What to do = Check every line of the data for the word "JSON", and copy those that have it.
++++
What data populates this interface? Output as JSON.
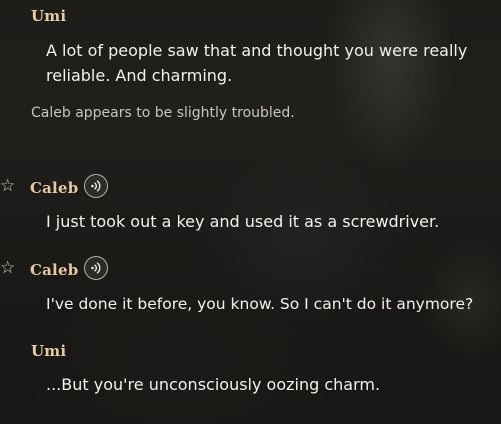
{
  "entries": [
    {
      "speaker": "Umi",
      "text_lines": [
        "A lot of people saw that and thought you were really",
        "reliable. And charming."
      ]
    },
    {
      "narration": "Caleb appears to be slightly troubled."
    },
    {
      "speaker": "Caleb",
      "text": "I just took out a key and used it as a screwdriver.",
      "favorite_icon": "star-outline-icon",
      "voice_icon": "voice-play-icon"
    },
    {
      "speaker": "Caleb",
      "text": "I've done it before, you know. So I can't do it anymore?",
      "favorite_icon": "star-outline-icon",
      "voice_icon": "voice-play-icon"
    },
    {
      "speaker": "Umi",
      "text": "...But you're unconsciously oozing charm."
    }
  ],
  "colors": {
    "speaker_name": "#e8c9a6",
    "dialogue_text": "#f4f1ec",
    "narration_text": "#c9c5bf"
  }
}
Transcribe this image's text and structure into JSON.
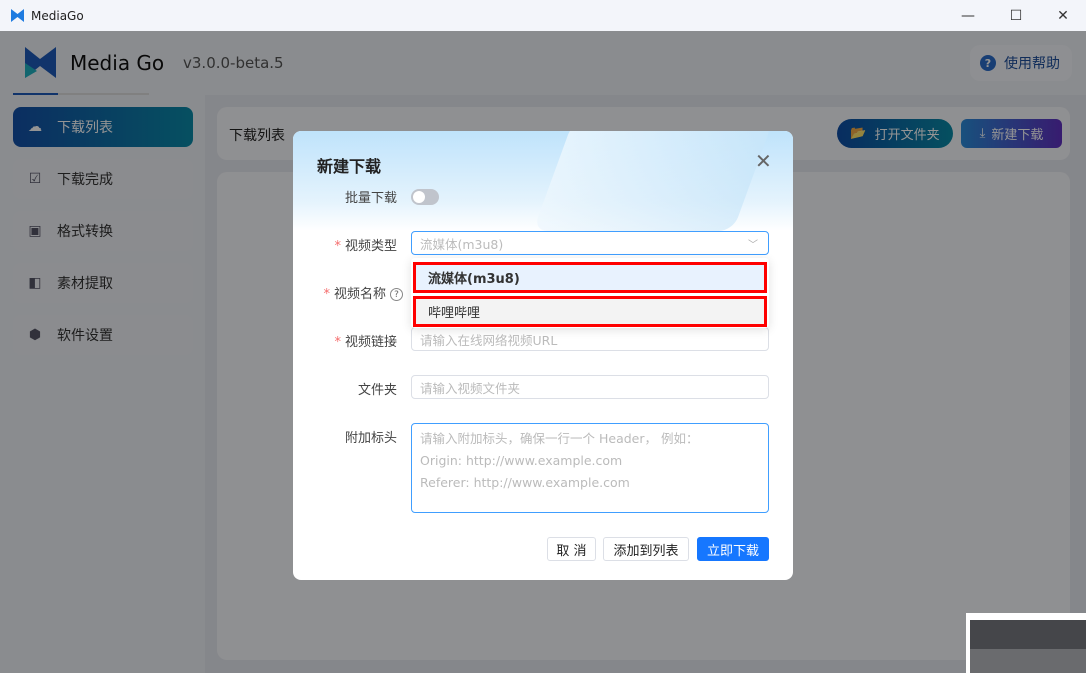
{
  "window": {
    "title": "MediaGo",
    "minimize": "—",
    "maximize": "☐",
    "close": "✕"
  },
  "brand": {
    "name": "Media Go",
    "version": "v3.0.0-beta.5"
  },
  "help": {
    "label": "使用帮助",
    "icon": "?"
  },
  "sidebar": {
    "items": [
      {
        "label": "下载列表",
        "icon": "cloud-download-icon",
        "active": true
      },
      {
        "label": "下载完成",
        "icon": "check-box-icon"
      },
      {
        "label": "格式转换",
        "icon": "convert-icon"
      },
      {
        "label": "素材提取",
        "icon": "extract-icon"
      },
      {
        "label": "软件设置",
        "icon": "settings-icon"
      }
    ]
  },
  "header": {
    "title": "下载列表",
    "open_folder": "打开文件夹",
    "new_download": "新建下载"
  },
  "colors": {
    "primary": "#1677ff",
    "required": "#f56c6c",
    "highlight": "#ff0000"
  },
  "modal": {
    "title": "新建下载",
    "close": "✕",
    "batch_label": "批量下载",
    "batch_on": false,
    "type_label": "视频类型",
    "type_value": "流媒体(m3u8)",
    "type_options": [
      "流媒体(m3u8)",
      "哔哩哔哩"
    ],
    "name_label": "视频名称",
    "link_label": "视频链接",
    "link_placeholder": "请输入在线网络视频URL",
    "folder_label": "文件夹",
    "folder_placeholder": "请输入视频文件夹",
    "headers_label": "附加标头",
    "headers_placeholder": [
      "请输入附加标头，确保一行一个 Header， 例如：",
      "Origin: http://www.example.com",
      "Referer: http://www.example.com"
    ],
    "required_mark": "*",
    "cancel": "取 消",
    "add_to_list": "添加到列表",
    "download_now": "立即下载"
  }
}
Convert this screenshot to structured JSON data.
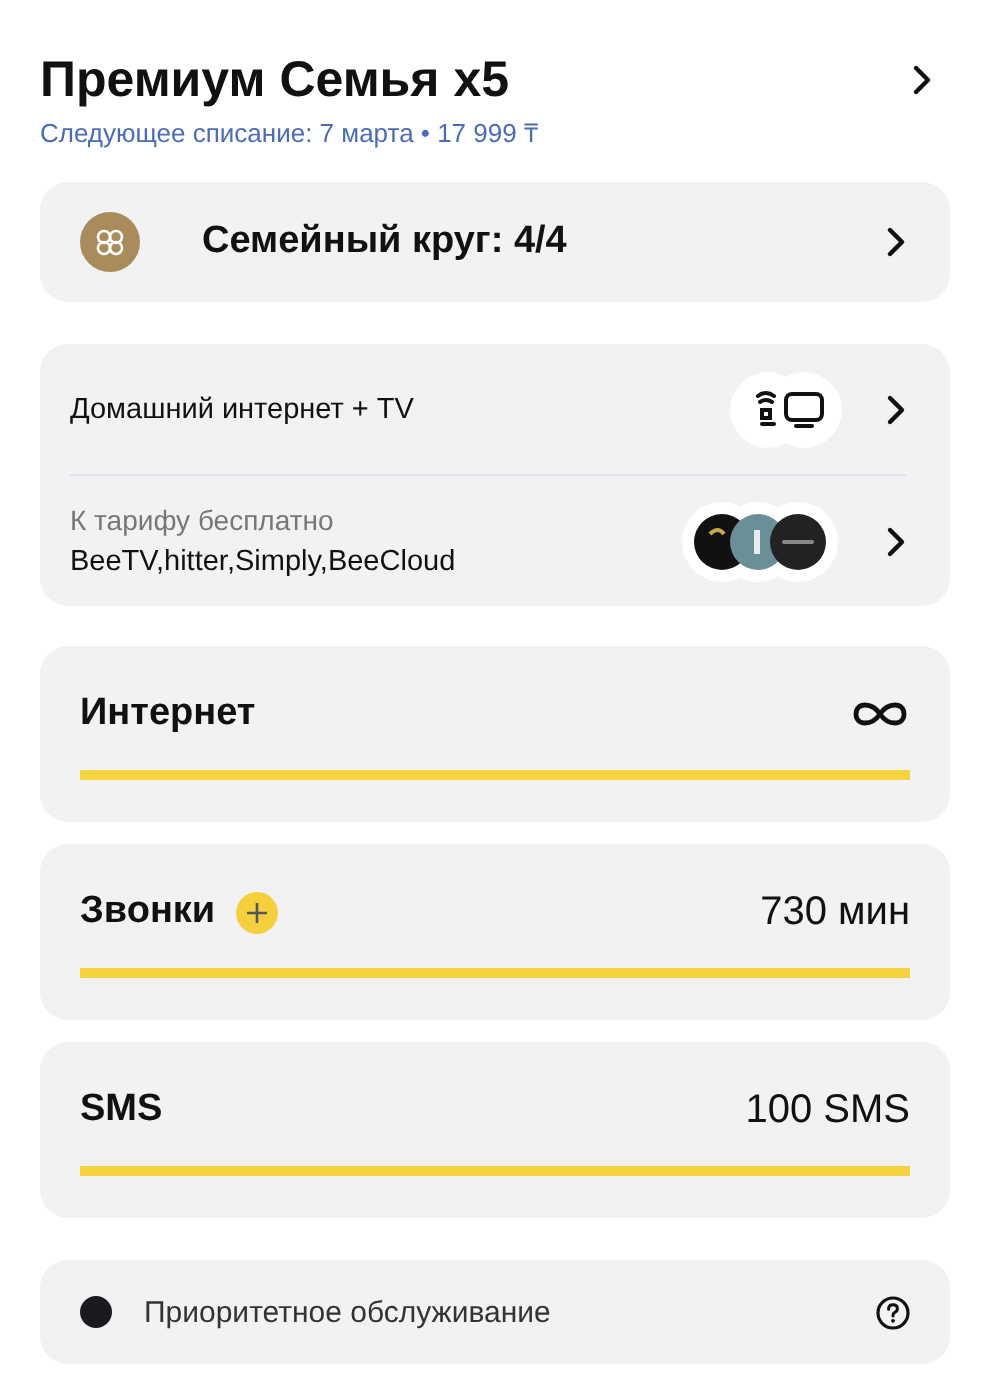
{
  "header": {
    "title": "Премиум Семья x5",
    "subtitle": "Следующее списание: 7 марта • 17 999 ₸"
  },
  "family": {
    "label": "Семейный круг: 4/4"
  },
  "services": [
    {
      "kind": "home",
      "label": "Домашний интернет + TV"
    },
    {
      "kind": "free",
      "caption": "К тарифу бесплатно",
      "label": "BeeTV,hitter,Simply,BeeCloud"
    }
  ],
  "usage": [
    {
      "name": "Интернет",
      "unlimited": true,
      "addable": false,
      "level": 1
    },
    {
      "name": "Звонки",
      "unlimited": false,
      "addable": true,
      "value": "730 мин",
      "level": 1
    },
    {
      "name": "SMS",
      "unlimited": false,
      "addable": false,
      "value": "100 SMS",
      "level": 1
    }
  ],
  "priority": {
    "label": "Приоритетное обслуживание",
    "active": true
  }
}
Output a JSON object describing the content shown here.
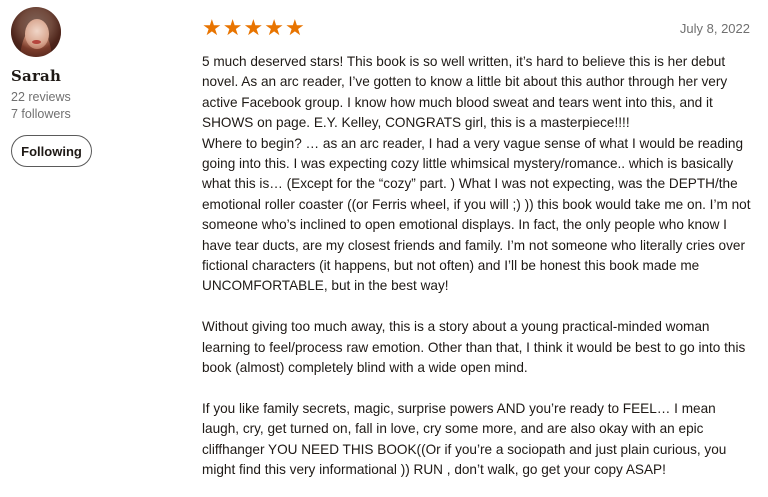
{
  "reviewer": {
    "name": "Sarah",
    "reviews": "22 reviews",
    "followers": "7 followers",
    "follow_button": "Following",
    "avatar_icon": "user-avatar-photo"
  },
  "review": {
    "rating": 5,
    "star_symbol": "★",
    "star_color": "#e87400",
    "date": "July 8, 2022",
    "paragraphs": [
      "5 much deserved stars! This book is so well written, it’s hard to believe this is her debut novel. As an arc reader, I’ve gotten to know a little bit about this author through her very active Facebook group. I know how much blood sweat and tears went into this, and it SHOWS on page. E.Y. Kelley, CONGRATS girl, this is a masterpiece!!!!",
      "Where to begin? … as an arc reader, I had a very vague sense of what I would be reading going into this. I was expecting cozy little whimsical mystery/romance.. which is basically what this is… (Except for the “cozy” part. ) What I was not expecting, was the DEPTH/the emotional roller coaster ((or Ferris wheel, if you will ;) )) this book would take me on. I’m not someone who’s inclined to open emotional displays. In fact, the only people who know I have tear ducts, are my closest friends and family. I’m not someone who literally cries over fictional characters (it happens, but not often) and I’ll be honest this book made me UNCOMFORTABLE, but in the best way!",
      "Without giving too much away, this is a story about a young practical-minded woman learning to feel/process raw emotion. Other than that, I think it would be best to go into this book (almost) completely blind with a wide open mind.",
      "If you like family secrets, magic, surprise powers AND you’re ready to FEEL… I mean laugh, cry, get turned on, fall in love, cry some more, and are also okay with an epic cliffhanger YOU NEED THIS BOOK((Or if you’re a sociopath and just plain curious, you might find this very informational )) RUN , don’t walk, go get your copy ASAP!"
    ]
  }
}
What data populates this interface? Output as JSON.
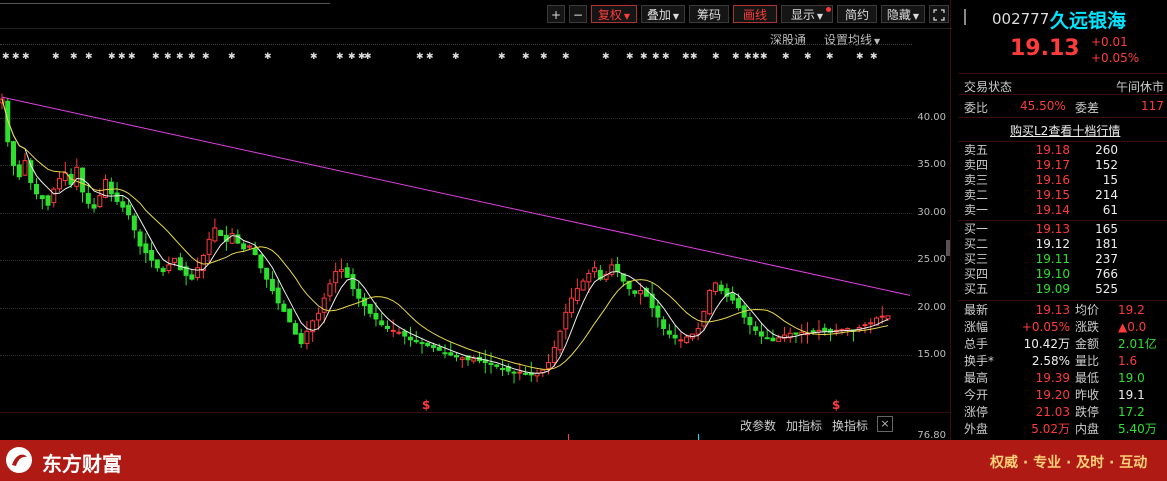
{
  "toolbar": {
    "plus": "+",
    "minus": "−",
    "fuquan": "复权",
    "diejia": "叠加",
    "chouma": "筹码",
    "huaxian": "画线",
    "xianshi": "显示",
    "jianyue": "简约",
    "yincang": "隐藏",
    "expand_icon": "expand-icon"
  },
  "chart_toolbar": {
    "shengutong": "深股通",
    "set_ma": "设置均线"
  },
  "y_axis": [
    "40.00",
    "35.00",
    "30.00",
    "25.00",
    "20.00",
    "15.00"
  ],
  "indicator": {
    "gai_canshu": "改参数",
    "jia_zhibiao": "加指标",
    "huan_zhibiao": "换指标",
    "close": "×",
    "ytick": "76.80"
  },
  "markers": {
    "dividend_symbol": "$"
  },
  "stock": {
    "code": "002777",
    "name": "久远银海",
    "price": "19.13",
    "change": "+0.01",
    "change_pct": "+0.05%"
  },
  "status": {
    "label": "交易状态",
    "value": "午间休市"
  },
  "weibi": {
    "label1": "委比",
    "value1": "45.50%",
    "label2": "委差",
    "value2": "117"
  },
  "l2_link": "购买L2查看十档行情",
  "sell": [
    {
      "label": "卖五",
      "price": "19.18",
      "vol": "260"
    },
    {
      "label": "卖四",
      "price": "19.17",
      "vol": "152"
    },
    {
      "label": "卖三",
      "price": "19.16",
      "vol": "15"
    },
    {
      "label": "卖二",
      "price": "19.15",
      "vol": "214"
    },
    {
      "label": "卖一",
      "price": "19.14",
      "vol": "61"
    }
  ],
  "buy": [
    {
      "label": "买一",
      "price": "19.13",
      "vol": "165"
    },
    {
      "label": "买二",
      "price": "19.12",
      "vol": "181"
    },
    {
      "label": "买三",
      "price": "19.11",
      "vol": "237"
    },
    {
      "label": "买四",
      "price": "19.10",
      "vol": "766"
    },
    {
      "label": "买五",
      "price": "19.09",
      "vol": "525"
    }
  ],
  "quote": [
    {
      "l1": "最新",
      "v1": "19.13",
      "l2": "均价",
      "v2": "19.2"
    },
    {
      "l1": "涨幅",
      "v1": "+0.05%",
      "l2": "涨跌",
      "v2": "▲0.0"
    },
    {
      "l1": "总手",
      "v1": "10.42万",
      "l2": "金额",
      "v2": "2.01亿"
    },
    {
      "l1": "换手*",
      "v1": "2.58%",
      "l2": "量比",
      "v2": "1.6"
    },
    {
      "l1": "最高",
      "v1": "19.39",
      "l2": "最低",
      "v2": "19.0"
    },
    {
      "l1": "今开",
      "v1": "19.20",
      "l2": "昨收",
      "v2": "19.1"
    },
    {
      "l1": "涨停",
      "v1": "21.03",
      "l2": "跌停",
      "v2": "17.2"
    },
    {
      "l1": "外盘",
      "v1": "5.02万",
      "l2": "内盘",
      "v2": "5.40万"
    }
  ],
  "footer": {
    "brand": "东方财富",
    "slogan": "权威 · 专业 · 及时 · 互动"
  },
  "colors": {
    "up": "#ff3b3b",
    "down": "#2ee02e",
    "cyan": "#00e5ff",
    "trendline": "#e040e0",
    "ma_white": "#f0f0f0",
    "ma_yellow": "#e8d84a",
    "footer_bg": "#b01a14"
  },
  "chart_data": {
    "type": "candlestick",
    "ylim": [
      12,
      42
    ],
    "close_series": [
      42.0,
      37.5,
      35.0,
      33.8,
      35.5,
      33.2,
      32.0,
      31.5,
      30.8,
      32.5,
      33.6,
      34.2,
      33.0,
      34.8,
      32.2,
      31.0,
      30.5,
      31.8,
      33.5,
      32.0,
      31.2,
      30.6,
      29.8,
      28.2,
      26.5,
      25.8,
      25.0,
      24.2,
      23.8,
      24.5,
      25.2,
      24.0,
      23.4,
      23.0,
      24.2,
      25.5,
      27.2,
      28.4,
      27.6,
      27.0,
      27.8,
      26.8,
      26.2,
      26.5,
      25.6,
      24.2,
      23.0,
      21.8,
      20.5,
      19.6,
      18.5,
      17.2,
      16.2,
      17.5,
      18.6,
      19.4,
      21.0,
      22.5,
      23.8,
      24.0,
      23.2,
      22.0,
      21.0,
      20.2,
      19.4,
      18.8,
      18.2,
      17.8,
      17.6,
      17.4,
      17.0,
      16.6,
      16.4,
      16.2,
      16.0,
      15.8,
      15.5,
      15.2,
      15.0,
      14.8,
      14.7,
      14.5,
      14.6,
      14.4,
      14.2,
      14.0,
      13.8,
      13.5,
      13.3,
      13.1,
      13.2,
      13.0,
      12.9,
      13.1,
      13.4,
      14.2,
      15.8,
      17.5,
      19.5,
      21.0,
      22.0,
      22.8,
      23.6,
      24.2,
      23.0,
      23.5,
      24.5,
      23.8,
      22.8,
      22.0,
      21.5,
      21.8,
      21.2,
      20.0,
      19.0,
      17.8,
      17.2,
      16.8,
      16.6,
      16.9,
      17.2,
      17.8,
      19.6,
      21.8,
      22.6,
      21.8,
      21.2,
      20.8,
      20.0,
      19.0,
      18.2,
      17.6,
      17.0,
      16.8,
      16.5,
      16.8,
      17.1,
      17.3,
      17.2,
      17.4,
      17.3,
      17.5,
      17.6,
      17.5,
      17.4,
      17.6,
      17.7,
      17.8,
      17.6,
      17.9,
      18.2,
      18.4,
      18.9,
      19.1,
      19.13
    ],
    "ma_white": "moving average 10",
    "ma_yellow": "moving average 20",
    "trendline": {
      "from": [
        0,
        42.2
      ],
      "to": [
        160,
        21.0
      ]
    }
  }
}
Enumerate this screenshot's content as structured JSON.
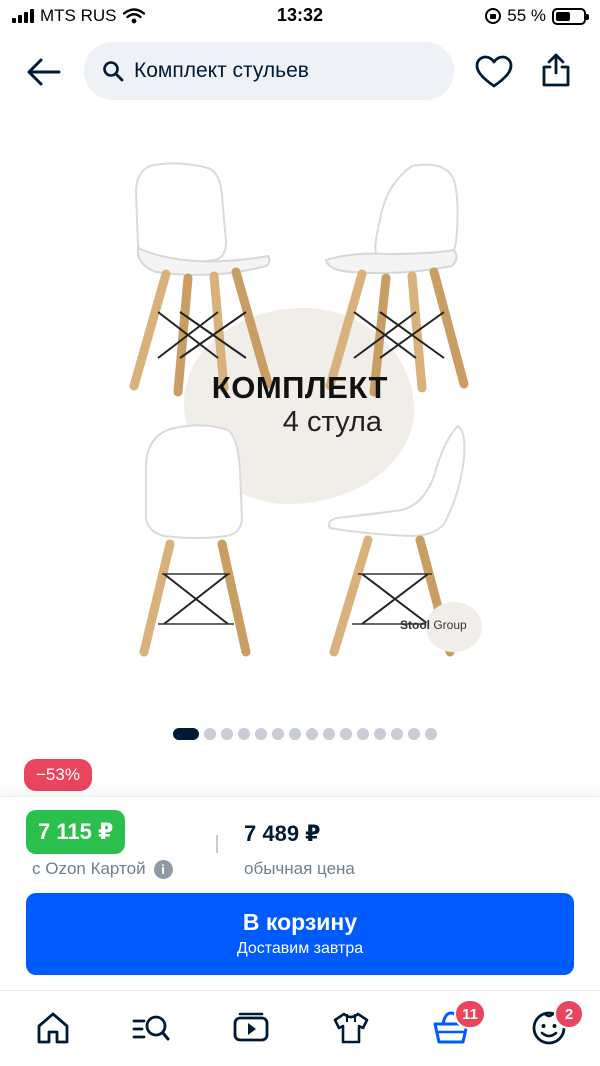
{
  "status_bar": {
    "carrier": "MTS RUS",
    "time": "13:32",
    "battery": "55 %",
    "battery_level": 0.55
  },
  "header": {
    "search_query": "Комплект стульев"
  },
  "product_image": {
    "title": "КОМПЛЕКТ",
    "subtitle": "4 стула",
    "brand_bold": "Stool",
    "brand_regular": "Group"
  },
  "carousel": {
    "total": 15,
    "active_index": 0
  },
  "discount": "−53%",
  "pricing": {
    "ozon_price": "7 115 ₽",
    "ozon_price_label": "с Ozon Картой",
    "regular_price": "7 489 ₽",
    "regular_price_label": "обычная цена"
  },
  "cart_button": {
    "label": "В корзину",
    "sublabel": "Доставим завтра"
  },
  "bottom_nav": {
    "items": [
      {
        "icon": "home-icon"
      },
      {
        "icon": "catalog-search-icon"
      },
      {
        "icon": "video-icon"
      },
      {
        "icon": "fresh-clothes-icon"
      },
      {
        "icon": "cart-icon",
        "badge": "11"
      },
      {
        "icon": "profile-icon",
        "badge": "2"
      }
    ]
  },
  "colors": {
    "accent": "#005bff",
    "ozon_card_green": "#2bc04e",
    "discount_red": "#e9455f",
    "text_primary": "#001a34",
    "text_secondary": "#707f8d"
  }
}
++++
Expected answer =
What data populates this interface? Output as JSON.
Transcribe this image's text and structure into JSON.
Convert this screenshot to structured JSON data.
Output a JSON object describing the content shown here.
What data populates this interface? Output as JSON.
Enumerate this screenshot's content as structured JSON.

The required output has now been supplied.